After the triumph that The King's Speech enjoyed last year, the Baftas 2012 were a disappointment for the Brits. The hopes that Gary Oldman or Michael Fassbender might pip The Artist's Jean Dujardin to the Best Actor award were dashed. Many had thought that Kenneth Branagh would win a Supporting Actor award for his perfectly-measured portrayal of Laurence Olivier in My Night With Marilyn. In the event, Branagh lost out to Christopher Plummer for Beginners.

If the momentum behind The Artist is becoming well-nigh unstoppable, so is that behind The Iron Lady. Meryl Streep won for her portrayal of Margaret Thatcher – and she too is beginning to look a shoo-in for the Oscars.

The British didn't emerge entirely empty-handed. Tinker Tailor Soldier Spy won two awards. George Clooney's The Descendants was one strongly-tipped film that voters ignored.

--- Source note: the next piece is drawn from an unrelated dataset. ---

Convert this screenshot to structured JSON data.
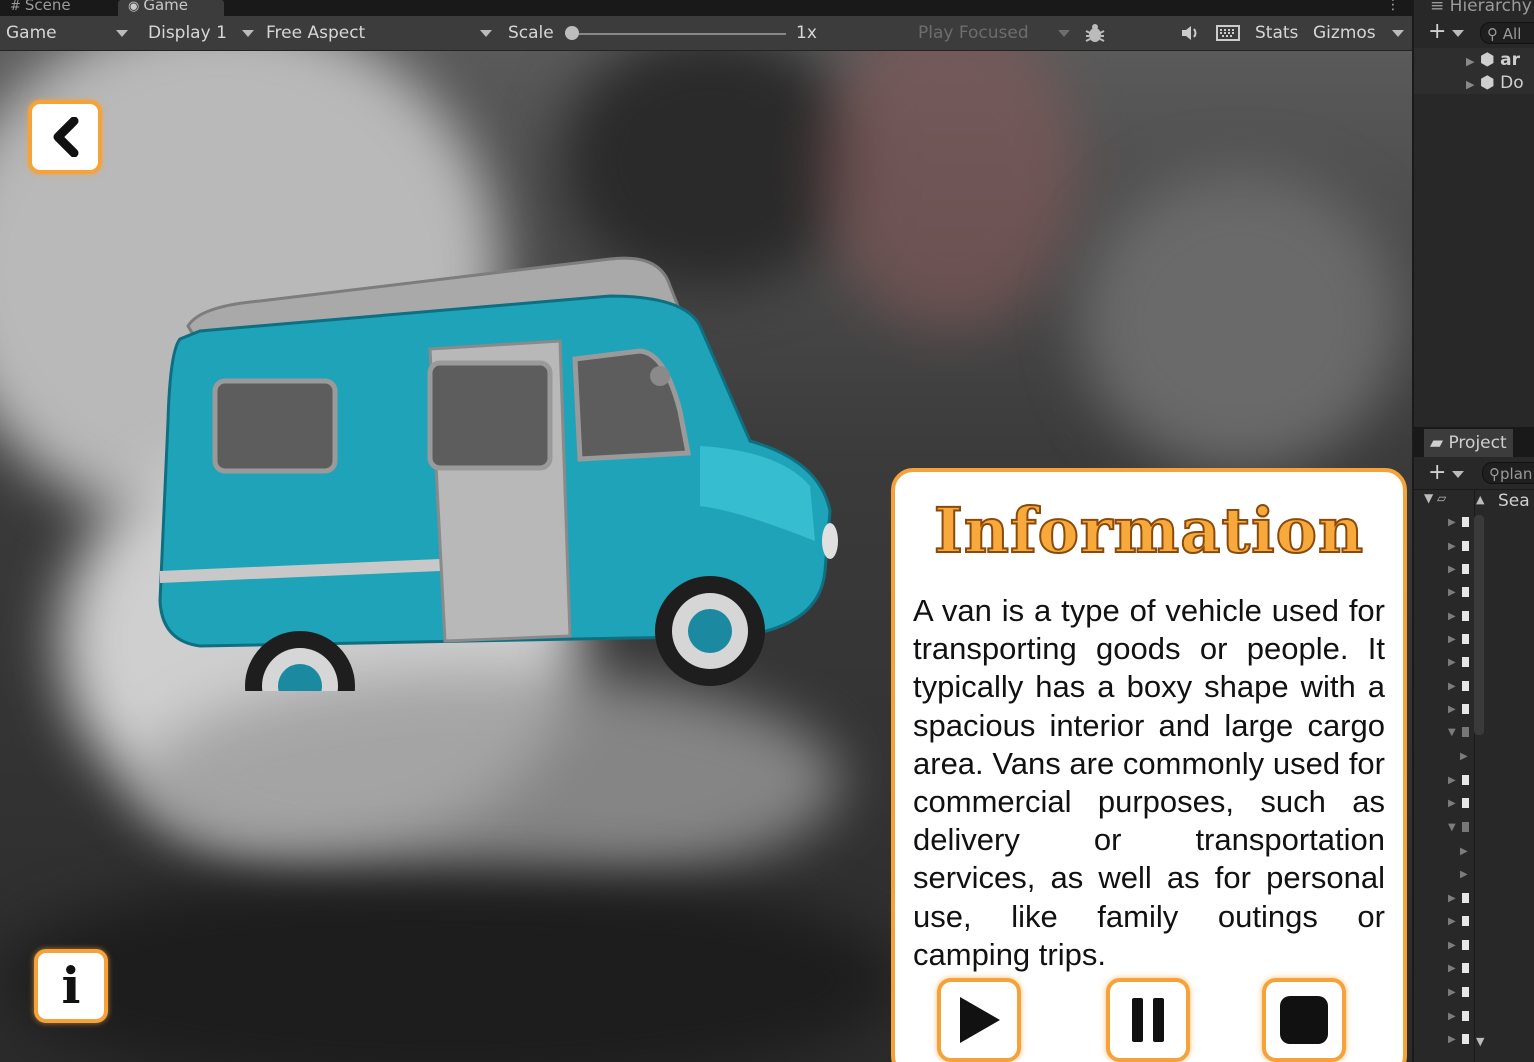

The Baftas have a strange double identity that reflects British cinema's twisted relationship with Hollywood. On the one hand, they're our own national cinema awards and unashamedly celebrate the Best of British. On the other, they're the precursors to the Oscars (which take place in a fortnight). This year, the only film really making a noise at the Baftas was the silent one.